• _Material for this task_
▬▬▬

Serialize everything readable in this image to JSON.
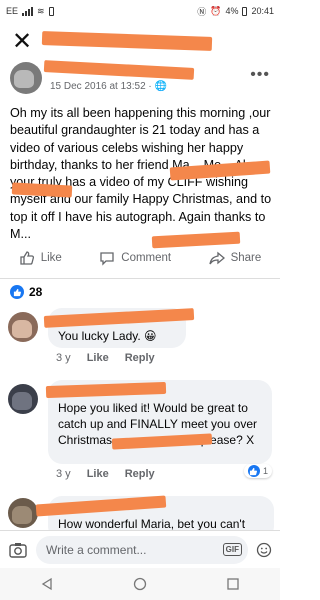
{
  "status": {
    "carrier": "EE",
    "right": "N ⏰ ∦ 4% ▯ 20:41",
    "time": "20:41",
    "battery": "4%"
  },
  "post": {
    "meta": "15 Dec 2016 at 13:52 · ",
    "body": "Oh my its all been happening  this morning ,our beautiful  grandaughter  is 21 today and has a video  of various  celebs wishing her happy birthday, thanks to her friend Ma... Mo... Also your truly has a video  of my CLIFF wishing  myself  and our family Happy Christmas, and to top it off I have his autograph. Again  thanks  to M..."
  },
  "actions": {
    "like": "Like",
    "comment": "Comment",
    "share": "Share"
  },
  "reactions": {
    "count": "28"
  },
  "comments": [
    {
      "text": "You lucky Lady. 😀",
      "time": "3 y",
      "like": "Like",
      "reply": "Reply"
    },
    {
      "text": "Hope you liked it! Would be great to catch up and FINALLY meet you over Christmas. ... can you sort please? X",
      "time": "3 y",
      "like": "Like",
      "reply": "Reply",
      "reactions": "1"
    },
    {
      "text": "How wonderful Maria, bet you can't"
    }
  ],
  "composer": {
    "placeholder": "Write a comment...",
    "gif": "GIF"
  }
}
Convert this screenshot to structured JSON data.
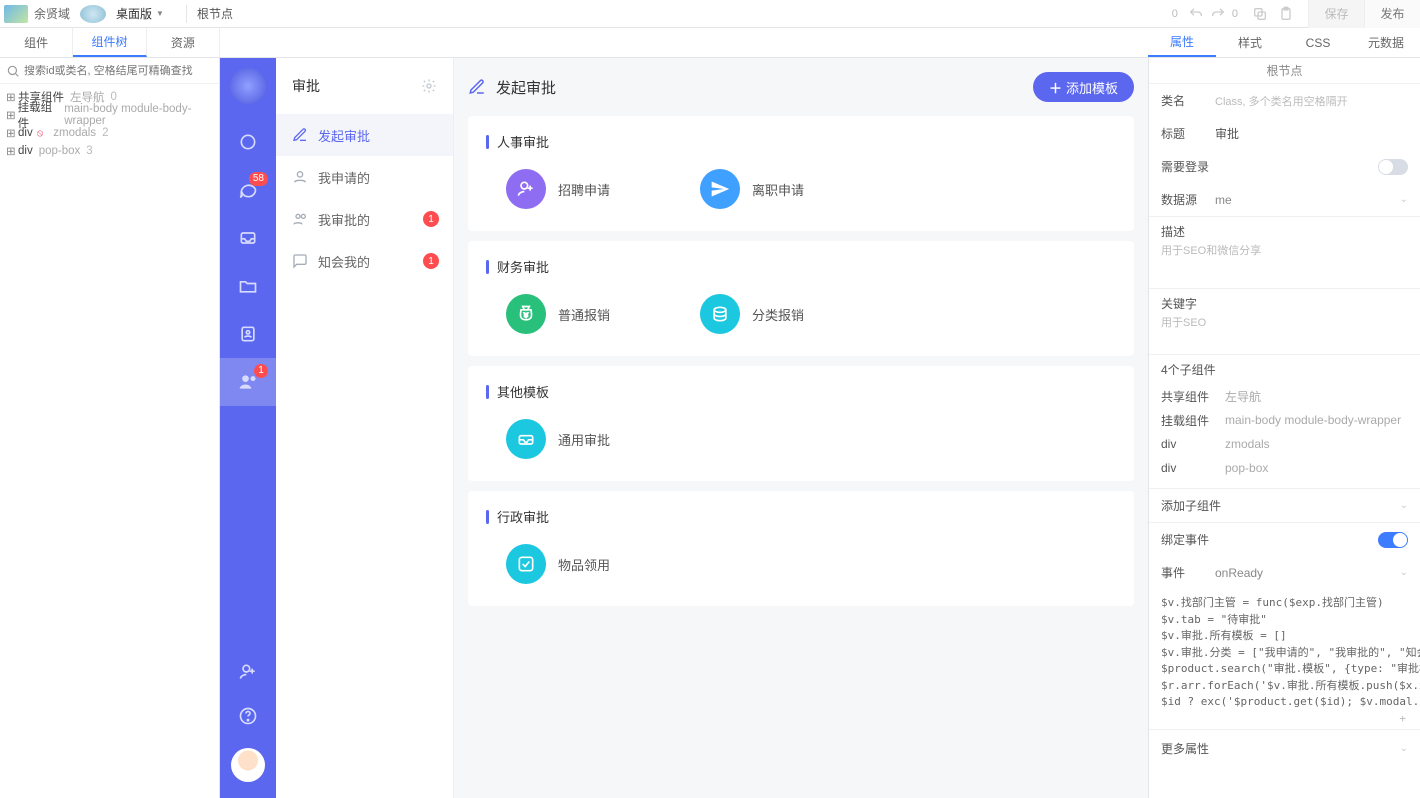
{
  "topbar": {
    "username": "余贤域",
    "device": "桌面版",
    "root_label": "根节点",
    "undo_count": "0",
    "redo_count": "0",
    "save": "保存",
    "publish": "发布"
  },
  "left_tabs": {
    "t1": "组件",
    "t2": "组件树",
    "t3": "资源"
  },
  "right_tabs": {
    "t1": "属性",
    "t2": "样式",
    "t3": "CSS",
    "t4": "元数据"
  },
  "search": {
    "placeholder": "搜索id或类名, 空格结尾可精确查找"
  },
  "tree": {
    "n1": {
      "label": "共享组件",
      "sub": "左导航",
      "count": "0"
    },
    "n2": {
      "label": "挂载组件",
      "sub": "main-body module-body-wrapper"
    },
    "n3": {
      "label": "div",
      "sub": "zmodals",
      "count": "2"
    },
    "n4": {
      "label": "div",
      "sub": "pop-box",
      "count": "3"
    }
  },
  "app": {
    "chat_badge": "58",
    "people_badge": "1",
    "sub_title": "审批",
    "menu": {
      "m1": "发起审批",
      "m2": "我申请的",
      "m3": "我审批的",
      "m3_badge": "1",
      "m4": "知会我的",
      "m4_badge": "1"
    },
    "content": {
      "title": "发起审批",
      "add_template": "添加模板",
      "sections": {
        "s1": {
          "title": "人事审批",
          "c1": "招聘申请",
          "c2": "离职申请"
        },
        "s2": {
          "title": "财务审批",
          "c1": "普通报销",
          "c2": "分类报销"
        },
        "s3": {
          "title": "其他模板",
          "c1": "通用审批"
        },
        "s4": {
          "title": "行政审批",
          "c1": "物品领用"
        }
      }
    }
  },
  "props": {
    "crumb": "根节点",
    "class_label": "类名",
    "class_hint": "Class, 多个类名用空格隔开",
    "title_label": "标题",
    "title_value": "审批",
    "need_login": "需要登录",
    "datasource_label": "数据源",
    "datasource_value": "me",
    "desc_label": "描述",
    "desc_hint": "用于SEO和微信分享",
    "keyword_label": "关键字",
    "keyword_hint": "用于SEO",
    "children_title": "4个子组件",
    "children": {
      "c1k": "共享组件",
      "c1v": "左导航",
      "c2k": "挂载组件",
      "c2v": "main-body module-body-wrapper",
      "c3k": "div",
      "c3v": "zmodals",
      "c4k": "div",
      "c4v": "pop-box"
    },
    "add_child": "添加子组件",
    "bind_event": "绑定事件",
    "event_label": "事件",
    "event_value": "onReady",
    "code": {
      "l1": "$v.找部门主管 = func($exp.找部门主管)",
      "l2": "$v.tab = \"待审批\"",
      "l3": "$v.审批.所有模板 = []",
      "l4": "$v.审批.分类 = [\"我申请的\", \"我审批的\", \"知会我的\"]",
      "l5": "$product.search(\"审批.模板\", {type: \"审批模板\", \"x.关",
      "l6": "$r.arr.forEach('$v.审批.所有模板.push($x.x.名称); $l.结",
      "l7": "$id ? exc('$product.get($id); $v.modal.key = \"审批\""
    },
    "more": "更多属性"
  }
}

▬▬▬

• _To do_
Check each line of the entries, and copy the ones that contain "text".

• _Task response_
      "text": "You lucky Lady. 😀",
      "text": "Hope you liked it! Would be great to catch up and FINALLY meet you over Christmas. ... can you sort please? X",
      "text": "How wonderful Maria, bet you can't"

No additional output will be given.